:: RECORDS SUPPLIED
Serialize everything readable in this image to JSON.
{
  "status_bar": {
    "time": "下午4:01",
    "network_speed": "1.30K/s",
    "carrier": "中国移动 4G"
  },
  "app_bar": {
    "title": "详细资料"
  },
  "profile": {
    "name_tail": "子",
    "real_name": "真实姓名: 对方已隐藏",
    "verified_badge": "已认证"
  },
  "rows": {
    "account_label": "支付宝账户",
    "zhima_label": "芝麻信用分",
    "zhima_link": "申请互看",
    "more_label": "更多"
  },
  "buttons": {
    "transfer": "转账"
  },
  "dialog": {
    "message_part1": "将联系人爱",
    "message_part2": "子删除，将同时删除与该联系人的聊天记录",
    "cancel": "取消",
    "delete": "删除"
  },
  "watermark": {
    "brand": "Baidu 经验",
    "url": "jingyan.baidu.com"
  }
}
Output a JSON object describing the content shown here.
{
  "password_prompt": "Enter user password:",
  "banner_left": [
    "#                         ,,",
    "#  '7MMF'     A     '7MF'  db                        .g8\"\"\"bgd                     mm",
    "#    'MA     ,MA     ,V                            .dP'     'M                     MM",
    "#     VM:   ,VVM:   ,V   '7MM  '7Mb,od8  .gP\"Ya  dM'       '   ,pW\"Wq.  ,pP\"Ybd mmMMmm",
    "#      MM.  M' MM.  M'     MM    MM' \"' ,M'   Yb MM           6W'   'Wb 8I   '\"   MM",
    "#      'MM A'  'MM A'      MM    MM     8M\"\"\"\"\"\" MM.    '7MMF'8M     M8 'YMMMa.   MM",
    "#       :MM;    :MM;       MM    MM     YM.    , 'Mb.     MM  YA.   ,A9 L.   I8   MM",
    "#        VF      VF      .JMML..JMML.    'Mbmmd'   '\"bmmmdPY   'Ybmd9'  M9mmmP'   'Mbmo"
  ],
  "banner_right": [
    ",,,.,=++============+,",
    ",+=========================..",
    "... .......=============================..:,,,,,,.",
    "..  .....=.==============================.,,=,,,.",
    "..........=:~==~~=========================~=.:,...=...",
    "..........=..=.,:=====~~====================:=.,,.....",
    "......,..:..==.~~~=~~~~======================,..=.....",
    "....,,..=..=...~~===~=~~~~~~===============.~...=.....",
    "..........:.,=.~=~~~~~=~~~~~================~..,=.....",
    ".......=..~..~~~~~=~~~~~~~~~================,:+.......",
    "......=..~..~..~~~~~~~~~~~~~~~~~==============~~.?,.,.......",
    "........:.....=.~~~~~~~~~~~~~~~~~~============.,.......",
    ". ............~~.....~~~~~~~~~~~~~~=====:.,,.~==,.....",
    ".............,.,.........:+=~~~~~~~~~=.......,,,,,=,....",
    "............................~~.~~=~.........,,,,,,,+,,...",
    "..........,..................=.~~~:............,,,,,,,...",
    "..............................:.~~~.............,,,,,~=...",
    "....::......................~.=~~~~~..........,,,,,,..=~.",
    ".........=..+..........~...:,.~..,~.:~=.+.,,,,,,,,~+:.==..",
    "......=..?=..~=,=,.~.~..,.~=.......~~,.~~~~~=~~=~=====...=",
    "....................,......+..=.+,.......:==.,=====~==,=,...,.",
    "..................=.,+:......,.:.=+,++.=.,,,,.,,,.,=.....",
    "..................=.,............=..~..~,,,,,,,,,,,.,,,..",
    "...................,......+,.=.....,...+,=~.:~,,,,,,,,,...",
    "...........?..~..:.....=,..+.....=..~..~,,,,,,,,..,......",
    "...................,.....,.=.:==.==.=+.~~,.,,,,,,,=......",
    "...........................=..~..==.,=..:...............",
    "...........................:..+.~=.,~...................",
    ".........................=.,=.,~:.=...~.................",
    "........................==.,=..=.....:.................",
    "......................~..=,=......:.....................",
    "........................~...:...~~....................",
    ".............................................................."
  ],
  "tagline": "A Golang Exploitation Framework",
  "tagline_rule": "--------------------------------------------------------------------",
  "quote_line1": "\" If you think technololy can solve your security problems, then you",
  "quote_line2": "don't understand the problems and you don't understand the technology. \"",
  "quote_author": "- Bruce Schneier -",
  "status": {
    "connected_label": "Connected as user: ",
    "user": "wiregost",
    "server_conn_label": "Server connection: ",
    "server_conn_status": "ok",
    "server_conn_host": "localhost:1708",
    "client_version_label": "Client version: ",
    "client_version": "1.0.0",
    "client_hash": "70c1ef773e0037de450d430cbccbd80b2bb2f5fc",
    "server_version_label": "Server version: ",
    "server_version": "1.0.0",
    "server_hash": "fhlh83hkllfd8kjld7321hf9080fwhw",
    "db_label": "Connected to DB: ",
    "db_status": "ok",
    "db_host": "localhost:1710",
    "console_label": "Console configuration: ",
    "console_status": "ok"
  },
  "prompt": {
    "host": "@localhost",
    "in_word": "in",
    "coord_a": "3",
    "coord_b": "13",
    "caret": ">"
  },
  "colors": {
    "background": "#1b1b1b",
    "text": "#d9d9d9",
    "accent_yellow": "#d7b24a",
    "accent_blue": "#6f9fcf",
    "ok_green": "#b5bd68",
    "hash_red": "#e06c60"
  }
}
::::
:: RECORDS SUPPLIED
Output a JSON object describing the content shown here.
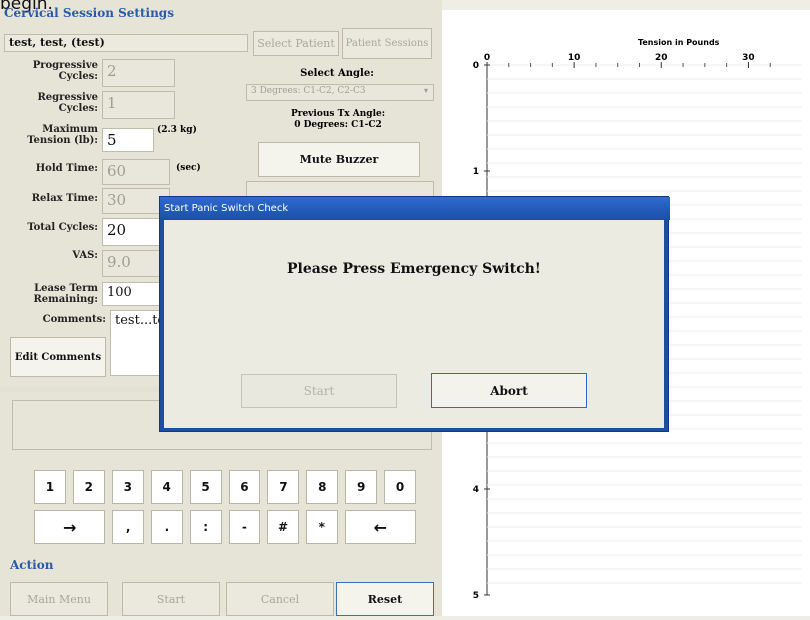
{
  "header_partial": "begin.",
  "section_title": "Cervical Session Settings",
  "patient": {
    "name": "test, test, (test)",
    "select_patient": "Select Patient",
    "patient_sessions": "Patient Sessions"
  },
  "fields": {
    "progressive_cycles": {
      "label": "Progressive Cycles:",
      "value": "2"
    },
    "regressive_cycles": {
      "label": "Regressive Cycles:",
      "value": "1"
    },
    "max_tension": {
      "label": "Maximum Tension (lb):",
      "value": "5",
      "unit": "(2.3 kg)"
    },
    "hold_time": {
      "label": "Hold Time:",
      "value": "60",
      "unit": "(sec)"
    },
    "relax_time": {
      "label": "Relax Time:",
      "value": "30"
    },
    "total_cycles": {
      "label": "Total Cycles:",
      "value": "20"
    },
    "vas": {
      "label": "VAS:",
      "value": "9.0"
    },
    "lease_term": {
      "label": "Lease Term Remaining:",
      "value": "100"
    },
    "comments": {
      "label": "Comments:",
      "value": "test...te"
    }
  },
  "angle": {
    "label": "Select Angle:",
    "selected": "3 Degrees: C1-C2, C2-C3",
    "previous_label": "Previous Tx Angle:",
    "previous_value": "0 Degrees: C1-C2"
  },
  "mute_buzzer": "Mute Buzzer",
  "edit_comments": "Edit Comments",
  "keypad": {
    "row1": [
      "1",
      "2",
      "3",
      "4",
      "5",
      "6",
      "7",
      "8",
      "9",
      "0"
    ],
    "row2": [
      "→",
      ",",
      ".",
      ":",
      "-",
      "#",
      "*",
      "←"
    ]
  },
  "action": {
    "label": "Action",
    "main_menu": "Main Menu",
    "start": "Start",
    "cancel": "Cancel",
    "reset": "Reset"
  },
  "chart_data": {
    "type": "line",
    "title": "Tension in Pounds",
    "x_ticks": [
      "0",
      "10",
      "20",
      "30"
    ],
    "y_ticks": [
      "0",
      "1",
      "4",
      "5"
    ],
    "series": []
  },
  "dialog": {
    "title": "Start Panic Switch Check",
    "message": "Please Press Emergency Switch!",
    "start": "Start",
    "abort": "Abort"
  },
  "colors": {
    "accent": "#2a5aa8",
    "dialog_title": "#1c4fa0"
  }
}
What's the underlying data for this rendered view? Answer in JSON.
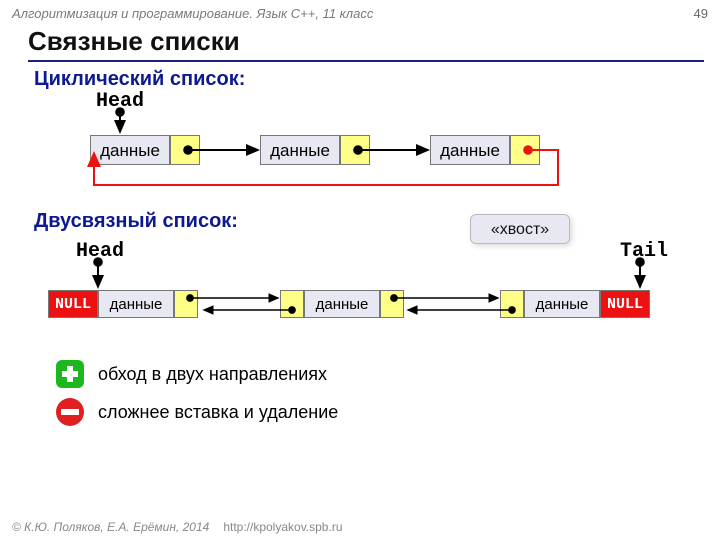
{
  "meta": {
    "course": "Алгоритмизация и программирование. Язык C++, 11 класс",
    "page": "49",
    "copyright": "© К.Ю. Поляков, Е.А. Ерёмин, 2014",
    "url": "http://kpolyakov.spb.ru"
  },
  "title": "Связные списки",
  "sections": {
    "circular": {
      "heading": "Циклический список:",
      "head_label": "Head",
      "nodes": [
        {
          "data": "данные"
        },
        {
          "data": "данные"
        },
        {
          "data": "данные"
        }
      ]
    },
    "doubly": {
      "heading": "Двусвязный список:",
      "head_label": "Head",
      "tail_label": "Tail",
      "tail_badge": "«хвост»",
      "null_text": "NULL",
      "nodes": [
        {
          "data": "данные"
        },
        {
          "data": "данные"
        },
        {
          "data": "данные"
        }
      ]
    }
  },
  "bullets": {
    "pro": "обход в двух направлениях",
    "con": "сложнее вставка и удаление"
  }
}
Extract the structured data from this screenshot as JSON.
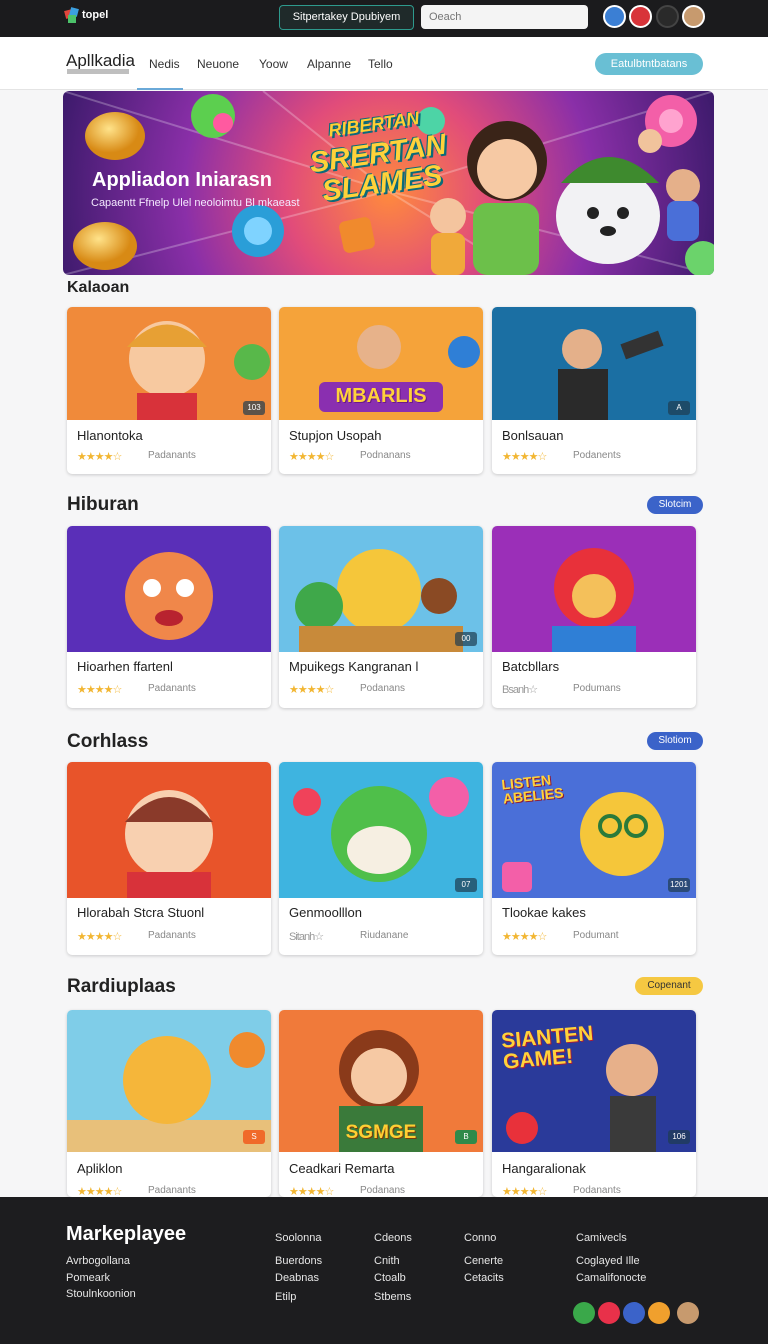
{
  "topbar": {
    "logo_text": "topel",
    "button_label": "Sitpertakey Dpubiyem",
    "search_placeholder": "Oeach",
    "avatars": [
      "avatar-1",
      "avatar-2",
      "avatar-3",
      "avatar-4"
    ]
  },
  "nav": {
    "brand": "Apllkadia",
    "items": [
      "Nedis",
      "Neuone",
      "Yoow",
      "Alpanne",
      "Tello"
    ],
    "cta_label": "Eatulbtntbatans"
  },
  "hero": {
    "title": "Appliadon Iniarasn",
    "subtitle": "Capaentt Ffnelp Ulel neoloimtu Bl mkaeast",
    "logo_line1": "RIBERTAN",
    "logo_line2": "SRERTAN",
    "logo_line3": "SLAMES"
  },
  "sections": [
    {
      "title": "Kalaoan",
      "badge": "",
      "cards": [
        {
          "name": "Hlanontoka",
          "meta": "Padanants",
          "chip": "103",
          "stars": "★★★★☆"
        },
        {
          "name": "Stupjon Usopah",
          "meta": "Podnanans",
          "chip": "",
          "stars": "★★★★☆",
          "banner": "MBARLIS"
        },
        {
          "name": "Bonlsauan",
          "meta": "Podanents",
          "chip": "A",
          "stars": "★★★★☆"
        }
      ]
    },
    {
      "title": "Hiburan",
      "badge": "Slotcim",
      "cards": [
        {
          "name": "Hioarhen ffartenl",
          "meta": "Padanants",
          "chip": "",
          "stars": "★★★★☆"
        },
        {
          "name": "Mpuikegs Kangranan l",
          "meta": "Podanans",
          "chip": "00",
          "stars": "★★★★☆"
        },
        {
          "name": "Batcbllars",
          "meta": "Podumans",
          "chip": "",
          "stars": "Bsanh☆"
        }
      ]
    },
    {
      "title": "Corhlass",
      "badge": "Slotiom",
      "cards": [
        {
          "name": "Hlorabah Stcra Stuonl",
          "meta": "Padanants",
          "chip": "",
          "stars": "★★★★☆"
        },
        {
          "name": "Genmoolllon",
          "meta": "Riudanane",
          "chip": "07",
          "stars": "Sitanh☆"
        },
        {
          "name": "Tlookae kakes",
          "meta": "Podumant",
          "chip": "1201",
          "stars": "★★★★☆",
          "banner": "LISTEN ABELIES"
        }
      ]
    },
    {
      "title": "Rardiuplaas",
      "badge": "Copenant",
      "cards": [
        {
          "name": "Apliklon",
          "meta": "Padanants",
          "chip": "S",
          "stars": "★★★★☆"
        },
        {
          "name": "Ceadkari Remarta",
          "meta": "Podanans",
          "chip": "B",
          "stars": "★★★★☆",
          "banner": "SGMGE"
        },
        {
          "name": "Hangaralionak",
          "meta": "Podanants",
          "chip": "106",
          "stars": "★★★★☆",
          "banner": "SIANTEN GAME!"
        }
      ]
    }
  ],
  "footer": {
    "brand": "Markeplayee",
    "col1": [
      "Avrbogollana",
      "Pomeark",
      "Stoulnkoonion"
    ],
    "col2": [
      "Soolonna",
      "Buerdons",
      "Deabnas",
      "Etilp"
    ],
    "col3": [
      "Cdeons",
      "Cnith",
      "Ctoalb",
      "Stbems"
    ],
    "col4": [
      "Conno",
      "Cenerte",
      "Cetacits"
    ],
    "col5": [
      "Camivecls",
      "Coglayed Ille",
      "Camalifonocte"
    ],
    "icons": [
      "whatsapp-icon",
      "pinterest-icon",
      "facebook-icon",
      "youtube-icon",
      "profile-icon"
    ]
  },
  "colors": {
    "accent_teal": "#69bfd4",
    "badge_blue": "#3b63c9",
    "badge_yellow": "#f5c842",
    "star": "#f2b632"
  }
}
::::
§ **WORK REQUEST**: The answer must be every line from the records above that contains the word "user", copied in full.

§ **THE COMPLETED TASK**:
  "password_prompt": "Enter user password:",
    "connected_label": "Connected as user: ",
    "user": "wiregost",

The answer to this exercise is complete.